CEO SUMMARY: PerkinElmer’s interest in the multiplex capabilities of Luminex’s xMap technology led to this new licensing agreement. PerkinElmer’s instrument systems played a major role in accelerating the work of the Human Genome Project. Now, besides bioresearch applications, PerkinElmer wants to look for opportunities to develop high-volume, multi-analyte assays for in vitro diagnostics.
IN RECENT MONTHS, Austin, Texas-based Luminex Corporation has licensed its xMap® multiplex testing technology to some interesting companies.
Probably the most noteworthy licensing pact—and the one with potential to make a big splash in clinical diagnostics—is the deal announced last week between PerkinElmer, Inc. and Luminex. PerkinElmer has licensed the right to use xMap technology to develop high-volume screening applications in life science research and in vitro diagnostics.
In the research sector, PerkinElmer wants to develop uses for xMap technology in pharmaceutical biomarkers and ADME/Tox. The term “ADME/Tox” describes a fast-growing research discipline which specifically looks at how drugs are adsorbed, distributed, metabolized and eliminated from the body, along with any harmful or toxic properties of either the drug or its metabolites.

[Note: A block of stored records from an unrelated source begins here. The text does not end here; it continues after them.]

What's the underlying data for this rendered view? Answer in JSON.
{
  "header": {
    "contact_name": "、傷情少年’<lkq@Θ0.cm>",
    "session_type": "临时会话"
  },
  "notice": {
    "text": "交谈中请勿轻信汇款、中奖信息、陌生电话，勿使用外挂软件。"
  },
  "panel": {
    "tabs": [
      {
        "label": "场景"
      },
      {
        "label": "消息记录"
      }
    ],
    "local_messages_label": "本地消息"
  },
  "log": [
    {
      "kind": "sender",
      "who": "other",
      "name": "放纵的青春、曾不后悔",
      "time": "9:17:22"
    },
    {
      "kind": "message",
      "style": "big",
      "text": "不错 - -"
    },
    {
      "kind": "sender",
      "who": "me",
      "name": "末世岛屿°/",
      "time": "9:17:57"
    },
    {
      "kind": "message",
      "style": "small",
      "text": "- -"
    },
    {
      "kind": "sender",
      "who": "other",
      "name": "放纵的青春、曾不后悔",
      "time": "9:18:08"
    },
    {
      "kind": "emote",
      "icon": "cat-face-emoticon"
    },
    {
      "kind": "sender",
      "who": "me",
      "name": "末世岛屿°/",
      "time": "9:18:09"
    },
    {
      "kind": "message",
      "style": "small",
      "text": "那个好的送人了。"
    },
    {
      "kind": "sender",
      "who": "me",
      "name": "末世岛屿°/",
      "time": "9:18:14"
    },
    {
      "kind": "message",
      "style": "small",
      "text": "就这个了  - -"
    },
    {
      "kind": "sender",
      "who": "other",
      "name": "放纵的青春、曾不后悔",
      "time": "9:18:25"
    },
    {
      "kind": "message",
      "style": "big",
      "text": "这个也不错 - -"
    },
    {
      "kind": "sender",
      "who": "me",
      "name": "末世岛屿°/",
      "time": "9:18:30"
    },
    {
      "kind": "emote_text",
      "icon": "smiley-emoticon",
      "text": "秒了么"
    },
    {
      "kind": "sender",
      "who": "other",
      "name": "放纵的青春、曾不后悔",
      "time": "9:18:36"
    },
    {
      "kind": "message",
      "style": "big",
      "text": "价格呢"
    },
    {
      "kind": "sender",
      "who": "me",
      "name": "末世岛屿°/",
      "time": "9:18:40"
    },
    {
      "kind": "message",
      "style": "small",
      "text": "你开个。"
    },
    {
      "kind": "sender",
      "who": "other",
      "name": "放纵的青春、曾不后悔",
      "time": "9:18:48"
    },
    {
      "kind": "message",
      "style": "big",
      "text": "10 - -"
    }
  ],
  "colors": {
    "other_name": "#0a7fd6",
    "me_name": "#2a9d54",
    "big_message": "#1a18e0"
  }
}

In the field of in vitro diagnostics, PerkinElmer intends to explore how xMap technology can be adopted for maternal, neonatal and prenatal health. PerkinElmer says it wants to standardize its multiplex assay development on the Luminex xMAP platform.
Laboratory administrators and pathologists may recall that PerkinElmer anchored the private sector effort that raced with government-funded researchers to complete the map of the human genome. Both PerkinElmer’s money and its DNA sequencing instruments sup- ported C. Craig Venter, Ph.D.’s company, Institute for Genomic Research, in its effort to map the human genome. That was in May, 1998. THE DARK REPORT was first to alert the clinical laboratory industry to this partnership and predicted that, by using PerkinElmer’s newest generation of high-volume genetic sequencers, this group was likely to beat its own estimates. (See TDR, June 15, 1998.)
PerkinElmer and Venter estimated it would take them less than $300 million and no more than four years to accomplish the task. By contrast, the government-funded Human Genome Project, launched in 1990, was budgeted to spend $3 billion and not complete its work until 2005.
It was on April 14, 2003, that a press conference was held to recognize that the human genome had been sequenced and this phase of the Human Genome Project was completed ahead of schedule. One major factor in this acceleration of the timetable was the use, by government-funded researchers, of PerkinElmer’s fastest genetic sequencing instruments.
This background on PerkinElmer is relevant because of the disclosure that the company intends to develop high-volume, multiplex instruments for diagnostic testing applications. PerkinElmer is a credible competitor in bioresearch. Thus, its interest in Luminex’s multiplex diagnostic technology and its stated goal of developing in vitro diagnostic tests signals the possibility that the company might one day become a significant sup- plier of clinical diagnostic technology to the lab industry.
Another Luminex licensing agreement involved Charles River Laboratories International, Inc. of Wilmington, Massachusetts. It was announced on January 5. The Charles River Research Animal Diagnostic Services division will use xMap technology to create a “multiplexed fluorometric immunoassay (MFIA) that will be the platform for screening laboratory animal serum samples for infectious disease.
This connection is interesting because Charles River is a supplier of animals for medical testing. It also produces eggs for vaccine production. The company’s interest in a multiplex assay for infectious disease testing indicates pressures in the research market for more sensitive assays that cost less money.
New Diagnostic Tests
Many IVD companies have licensed Luminex’s xMap technology and are introducing diagnostic tests based on this technology into the clinical market. Just last November, Tm Bioscience Corp. announced the release of an upper viral respiratory panel that detects all of the major human respiratory viruses. This includes SARS Corona and the Avian Flu (H5N1).
Tm Biosciences has mated its Tag- It™ chemistry with xMap technology to create this new diagnostic panel. Tm Biosciences is probably best-known for its Tag-It™ Cystic Fibrosis (CF) Assay. This test was cleared by the FDA in Spring, 2005 and Tm Biosciences holds supply agreements for this test with
Laboratory Corporation of America and Genzyme Corporation.
The business strategy at Luminex is to offer non-competitive licenses for xMap. As its licensees bring products to market, Luminex earns revenues from the sale of the instrument and consumables, and royalty payments based on test volume. It is the Microsoft–Intel open platform strategy.
Steady Revenue Growth
For 2005, Luminex will generate an estimated $36 million in revenues. It has licensed its technology to major pharmaceutical companies, bioresearch firms, and IVD manufacturers.
As noted earlier, PerkinElmer’s interest in acquiring and developing Luminex’s xMap technology may have long-term consequences for clinical diagnostics. If the company succeeds in marrying its high-volume processing technology with xMap’s multi-anolyte capability, the result may be a breakthrough diagnostic system.